Michael Chaput, President and CEO of Sure Weather, also known as SureWx, tells Airside International how his company has so quickly grown its business
SureWx is a Quebec, Canada-based specialist in weather science and its impact on the aviation industry. The company’s SureHOT+ solution takes weather feeds from automated devices positioned at an airport and uses that data to establish a precise holdover time applicable to an aircraft for any de/anti-icing fluid available on the market today; it then conveys that output as required, most notably perhaps to flight crews, either electronically to the flightdeck via ACARS or by Sure Wx-designed applications on electronic flight bag (EFB) applications.
Installation of the company’s SureHOT+ service has been undertaken at 16 airports across Canada, North America and Europe. That number is growing by the month, demand being particularly strong in Europe right now. SureHOT+ installations are already in place at European hub gateways like London Heathrow, Paris Charles de Gaulle, Copenhagen, Helsinki; Amsterdam Airport Schiphol is next to be added to that list. Meanwhile, SureWx also offers electronic holdover timetable services at more than 150 airports around the world.
The impressive growth in SureWx’s business over the last few years can trace its origins much further back, Chaput explains. He has been in the aviation business for the better part of 20 years and one of his first roles involved researching the reasons behind the crash of Air Ontario Flight 1363 shortly after take-off from Dryden, Ontario in 1989. The Fokker F28 had taken off with ice on its wings, and undertaking that research in support of the major judicial enquiry that followed the disaster – 24 people died in the crash – made Chaput more than familiar with the de-icing fluids and technologies of the time.
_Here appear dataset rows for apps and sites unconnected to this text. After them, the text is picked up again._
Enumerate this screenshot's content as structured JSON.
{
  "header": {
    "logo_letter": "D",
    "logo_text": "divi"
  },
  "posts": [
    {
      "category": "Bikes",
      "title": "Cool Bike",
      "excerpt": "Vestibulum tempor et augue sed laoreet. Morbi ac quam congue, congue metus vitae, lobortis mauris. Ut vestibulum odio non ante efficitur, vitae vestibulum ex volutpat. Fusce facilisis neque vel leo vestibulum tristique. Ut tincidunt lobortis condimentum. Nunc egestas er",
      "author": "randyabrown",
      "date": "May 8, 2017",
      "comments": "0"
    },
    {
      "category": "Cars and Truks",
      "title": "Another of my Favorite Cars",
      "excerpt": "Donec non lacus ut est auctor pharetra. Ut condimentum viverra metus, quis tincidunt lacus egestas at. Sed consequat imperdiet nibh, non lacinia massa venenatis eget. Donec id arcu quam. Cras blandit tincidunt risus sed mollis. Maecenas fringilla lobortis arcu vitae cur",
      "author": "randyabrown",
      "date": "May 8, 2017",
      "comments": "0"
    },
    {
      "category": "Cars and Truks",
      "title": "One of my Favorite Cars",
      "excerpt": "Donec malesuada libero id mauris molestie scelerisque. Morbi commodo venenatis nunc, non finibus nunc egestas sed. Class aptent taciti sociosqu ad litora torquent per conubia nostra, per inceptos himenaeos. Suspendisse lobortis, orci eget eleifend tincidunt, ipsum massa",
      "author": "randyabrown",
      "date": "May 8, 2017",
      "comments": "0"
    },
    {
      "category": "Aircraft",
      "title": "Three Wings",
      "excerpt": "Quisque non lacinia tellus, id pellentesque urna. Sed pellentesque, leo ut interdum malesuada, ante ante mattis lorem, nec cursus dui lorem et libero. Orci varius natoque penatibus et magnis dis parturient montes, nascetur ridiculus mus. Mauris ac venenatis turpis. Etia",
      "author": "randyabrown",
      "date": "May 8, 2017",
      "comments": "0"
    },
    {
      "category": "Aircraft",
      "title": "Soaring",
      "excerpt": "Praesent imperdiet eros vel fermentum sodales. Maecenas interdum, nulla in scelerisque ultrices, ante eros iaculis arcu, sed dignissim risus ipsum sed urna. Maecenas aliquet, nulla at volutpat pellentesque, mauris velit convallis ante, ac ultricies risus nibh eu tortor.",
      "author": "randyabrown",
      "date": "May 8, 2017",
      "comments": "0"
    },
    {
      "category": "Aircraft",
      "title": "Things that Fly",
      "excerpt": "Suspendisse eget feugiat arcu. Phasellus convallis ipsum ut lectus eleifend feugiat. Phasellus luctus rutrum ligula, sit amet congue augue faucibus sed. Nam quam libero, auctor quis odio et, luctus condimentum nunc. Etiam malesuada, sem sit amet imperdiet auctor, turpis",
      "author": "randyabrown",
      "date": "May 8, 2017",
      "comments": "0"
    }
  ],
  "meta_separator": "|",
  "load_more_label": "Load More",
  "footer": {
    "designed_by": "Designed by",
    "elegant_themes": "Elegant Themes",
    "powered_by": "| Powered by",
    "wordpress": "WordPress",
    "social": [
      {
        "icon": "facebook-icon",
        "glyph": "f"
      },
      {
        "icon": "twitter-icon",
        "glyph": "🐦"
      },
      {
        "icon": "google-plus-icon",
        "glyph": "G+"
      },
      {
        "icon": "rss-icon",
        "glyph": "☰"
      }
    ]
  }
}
In fact, the industry was at that time and in regard to the issue of aircraft de-icing still somewhat immature, he suggests. It was only over the next 10 or 20 years that technology and system development, alongside a tightening of processes, so improved the safety of aircraft operations vis-à-vis the de-icing and anti-icing challenge. And, as a result, it is only recently that operators (both airlines and airports) have been able to think less about the safety issues and far more about how the costs and delays caused by on-airport de- and anti-icing can be minimised – in other words, while safety remains absolutely paramount, operators can also concern themselves with how they can maximise their operational performance throughout the de/anti-icing process.
Given the scale of aircraft traffic through modern hubs, the harsh weather conditions that can impact them during the winter that can quickly cause operational delays if the gateway’s winter operational procedures are not incredibly robust, and the speed of social media communication that will almost instantaneously spread the bad news of any flight delays around the world, there is a lot to be gained from maximising efficiency even in times of snow and ice, Chaput points out. “And this is where we come in,” he advises.
The benefits can be gained by both carriers – SureWx’s natural customer, for its is to them that it began offering its data – and to gateways, which can also use this sort of information as part of the new airport collaborative decision-making (ACDM) systems which so many are developing.
… BUT IT’S NOT BEEN EASY
The benefits are many, but the concept of the provision of real-time digital data on efficient but regulatory-compliant holdover times direct to the flightdeck has only slowly been adopted. Why? Well, this industry can be slow to change at times, Chaput says, while traditionally flight crews have sometimes been regarded as somewhat set in their ways. But now, given the cost pressures on operators to find efficiencies wherever they can, alongside the generational shift towards the use of digital rather than paper-based information sources, the corner seems very much to have been turned.
In 2007, Transport Canada was the first of the national aviation authorities to certify the use of electronic holdover time (HOT) determination systems that could provide regulatory-compliant de/anti-icing information to portable and tablet computers in relation to the various de- and anti-icing fluids used at airports. It approved the use of HOT-based software applications that could form part of EFBs, and in 2010 SureWx signed up its first major customer in the form of Canadian carrier WestJet.
Sure Wx’s expansion was further encouraged by a change in primary ownership in 2012 when Jorgen Clausen, chairman of the Danfoss Global Group, took control. Clausen, a pilot and “a serial entrepreneur” according to Chaput, has encouraged more rapid growth. With US Federal Aviation Administration (FAA) approval of the eHOT concept being implemented last year, SureWx could then sign up its first big US client – in the form of integrator FedEx.
The expansion into Europe previously mentioned has also formed part of a growing global footprint. “We used to see ourselves as a hardware provider, offering off-the-shelf weather sensors as well as our own systems,” Chaput notes. “But over time we have definitely become an ‘information provider’ to the flightdeck via EFBs, either pushed there or on request” (the data can also be fed by means of many other mechanisms to different hardware platforms). “One of our customers say we sell them ‘benefits’ in the form of the electronic data,” he adds.
With operators including handlers, specialised de-icing companies and airport ground operations people as well as the carriers all looking to reap the safety, environmental and cost benefits that Chaput points to as all being characteristic of using a SureWx holdover time digital delivery system, the company might be growing for some time to come yet.